31	probably arousing the Out-Of-Memory killer.
32	
33	If KSM is not configured into the running kernel, madvise MADV_MERGEABLE
34	and MADV_UNMERGEABLE simply fail with EINVAL.  If the running kernel was
35	built with CONFIG_KSM=y, those calls will normally succeed: even if the
36	the KSM daemon is not currently running, MADV_MERGEABLE still registers
37	the range for whenever the KSM daemon is started; even if the range
38	cannot contain any pages which KSM could actually merge; even if
39	MADV_UNMERGEABLE is applied to a range which was never MADV_MERGEABLE.
40	
41	Like other madvise calls, they are intended for use on mapped areas of
42	the user address space: they will report ENOMEM if the specified range
43	includes unmapped gaps (though working on the intervening mapped areas),
44	and might fail with EAGAIN if not enough memory for internal structures.
45	
46	Applications should be considerate in their use of MADV_MERGEABLE,
47	restricting its use to areas likely to benefit.  KSM's scans may use a lot
48	of processing power: some installations will disable KSM for that reason.
49	
50	The KSM daemon is controlled by sysfs files in /sys/kernel/mm/ksm/,
51	readable by all but writable only by root:
52	
53	pages_to_scan    - how many present pages to scan before ksmd goes to sleep
54	                   e.g. "echo 100 > /sys/kernel/mm/ksm/pages_to_scan"
55	                   Default: 100 (chosen for demonstration purposes)

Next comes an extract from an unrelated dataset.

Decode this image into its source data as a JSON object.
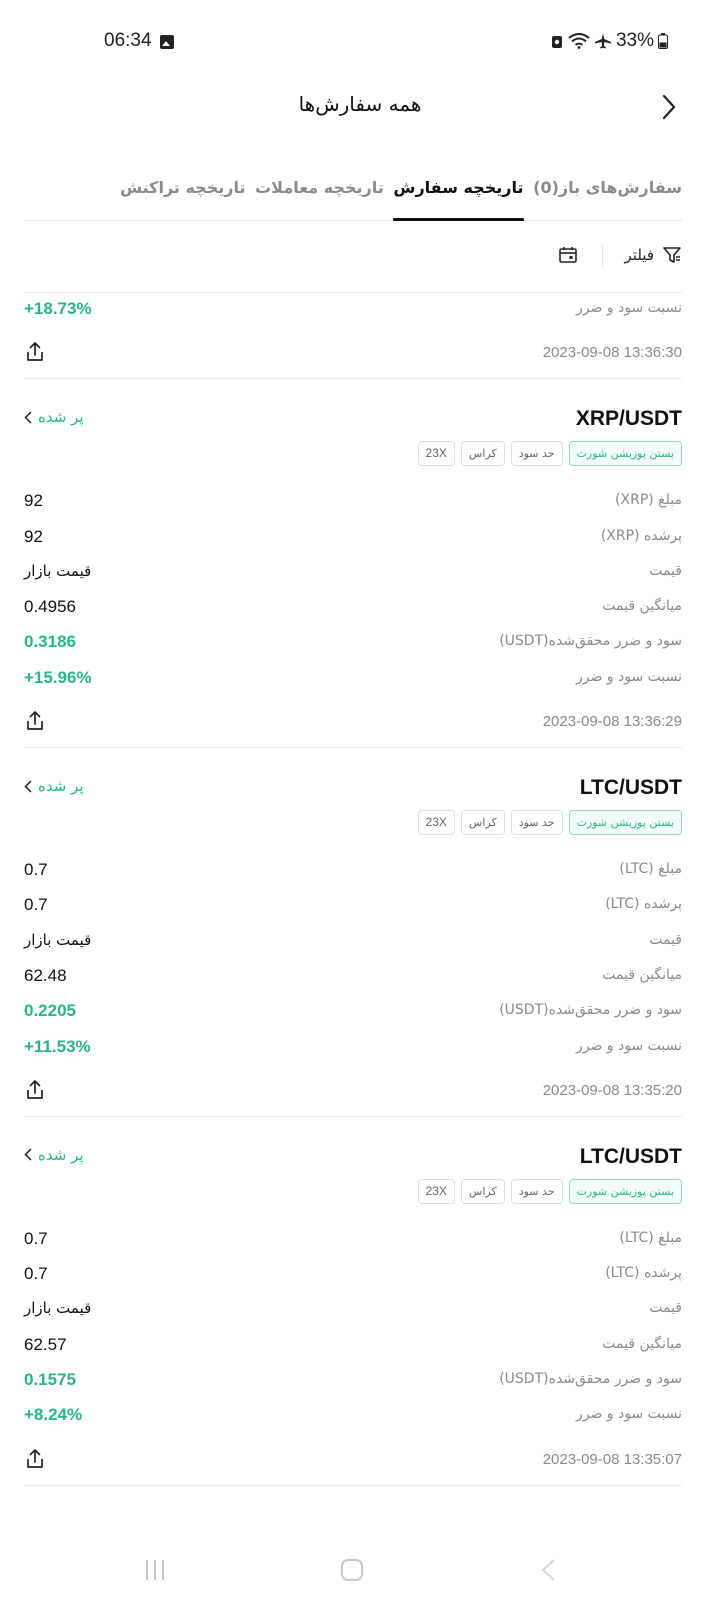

56	
57	sleep_millisecs  - how many milliseconds ksmd should sleep before next scan
58	                   e.g. "echo 20 > /sys/kernel/mm/ksm/sleep_millisecs"
59	                   Default: 20 (chosen for demonstration purposes)

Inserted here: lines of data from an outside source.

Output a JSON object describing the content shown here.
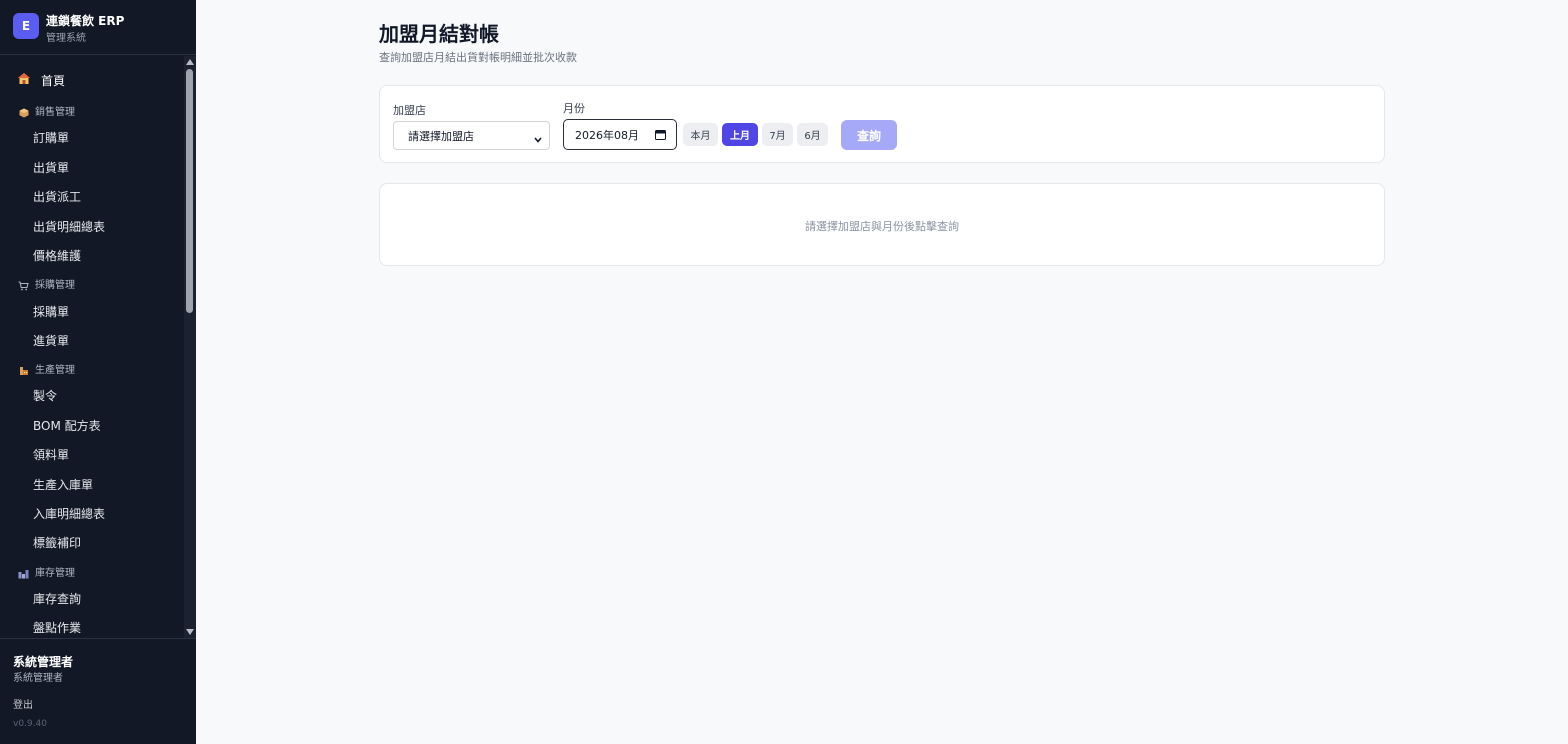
{
  "brand": {
    "logo_letter": "E",
    "title": "連鎖餐飲 ERP",
    "subtitle": "管理系統"
  },
  "nav": {
    "home": {
      "icon": "home-icon",
      "label": "首頁"
    },
    "sections": [
      {
        "icon": "box-icon",
        "label": "銷售管理",
        "items": [
          "訂購單",
          "出貨單",
          "出貨派工",
          "出貨明細總表",
          "價格維護"
        ]
      },
      {
        "icon": "cart-icon",
        "label": "採購管理",
        "items": [
          "採購單",
          "進貨單"
        ]
      },
      {
        "icon": "factory-icon",
        "label": "生產管理",
        "items": [
          "製令",
          "BOM 配方表",
          "領料單",
          "生產入庫單",
          "入庫明細總表",
          "標籤補印"
        ]
      },
      {
        "icon": "warehouse-icon",
        "label": "庫存管理",
        "items": [
          "庫存查詢",
          "盤點作業"
        ]
      }
    ]
  },
  "user": {
    "name": "系統管理者",
    "role": "系統管理者",
    "logout_label": "登出",
    "version": "v0.9.40"
  },
  "page": {
    "title": "加盟月結對帳",
    "subtitle": "查詢加盟店月結出貨對帳明細並批次收款"
  },
  "filters": {
    "store_label": "加盟店",
    "store_value": "請選擇加盟店",
    "month_label": "月份",
    "month_value": "2026年08月",
    "quick_months": [
      {
        "label": "本月",
        "active": false
      },
      {
        "label": "上月",
        "active": true
      },
      {
        "label": "7月",
        "active": false
      },
      {
        "label": "6月",
        "active": false
      }
    ],
    "query_label": "查詢"
  },
  "result": {
    "empty_message": "請選擇加盟店與月份後點擊查詢"
  },
  "colors": {
    "sidebar_bg": "#131826",
    "accent": "#4f46e5",
    "query_disabled": "#a5a9f7"
  }
}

60	
61	merge_across_nodes - specifies if pages from different numa nodes can be merged.
62	                   When set to 0, ksm merges only pages which physically
63	                   reside in the memory area of same NUMA node. That brings

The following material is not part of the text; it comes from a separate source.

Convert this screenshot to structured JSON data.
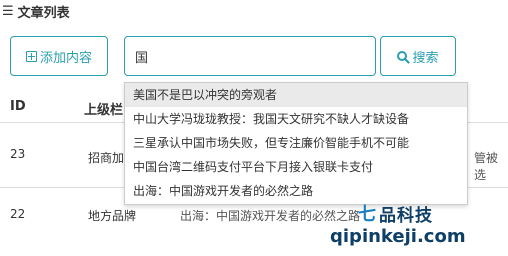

64	                   lower latency to access of shared pages. Systems with more
65	                   nodes, at significant NUMA distances, are likely to benefit
66	                   from the lower latency of setting 0. Smaller systems, which
67	                   need to minimize memory usage, are likely to benefit from
68	                   the greater sharing of setting 1 (default). You may wish to
69	                   compare how your system performs under each setting, before
70	                   deciding on which to use. merge_across_nodes setting can be
71	                   changed only when there are no ksm shared pages in system:
72	                   set run 2 to unmerge pages first, then to 1 after changing
73	                   merge_across_nodes, to remerge according to the new setting.
74	                   Default: 1 (merging across nodes as in earlier releases)
75	
76	run              - set 0 to stop ksmd from running but keep merged pages,
77	                   set 1 to run ksmd e.g. "echo 1 > /sys/kernel/mm/ksm/run",
78	                   set 2 to stop ksmd and unmerge all pages currently merged,
79	                         but leave mergeable areas registered for next run
80	                   Default: 0 (must be changed to 1 to activate KSM,
81	                               except if CONFIG_SYSFS is disabled)
82	
83	The effectiveness of KSM and MADV_MERGEABLE is shown in /sys/kernel/mm/ksm/:
84	
85	pages_shared     - how many shared pages are being used
86	pages_sharing    - how many more sites are sharing them i.e. how much saved
87	pages_unshared   - how many pages unique but repeatedly checked for merging
88	pages_volatile   - how many pages changing too fast to be placed in a tree
89	full_scans       - how many times all mergeable areas have been scanned
90	
91	A high ratio of pages_sharing to pages_shared indicates good sharing, but
92	a high ratio of pages_unshared to pages_sharing indicates wasted effort.
93	pages_volatile embraces several different kinds of activity, but a high
94	proportion there would also indicate poor use of madvise MADV_MERGEABLE.
95	
96	Izik Eidus,
97	Hugh Dickins, 17 Nov 2009
Hide Line Numbers
About Kernel Documentation Linux Kernel Contact Linux Resources Linux Blog

Information is copyright its respective author. All material is available from the Linux Kernel Source distributed under a GPL License. This page is provided as a free service by mjmwired.net.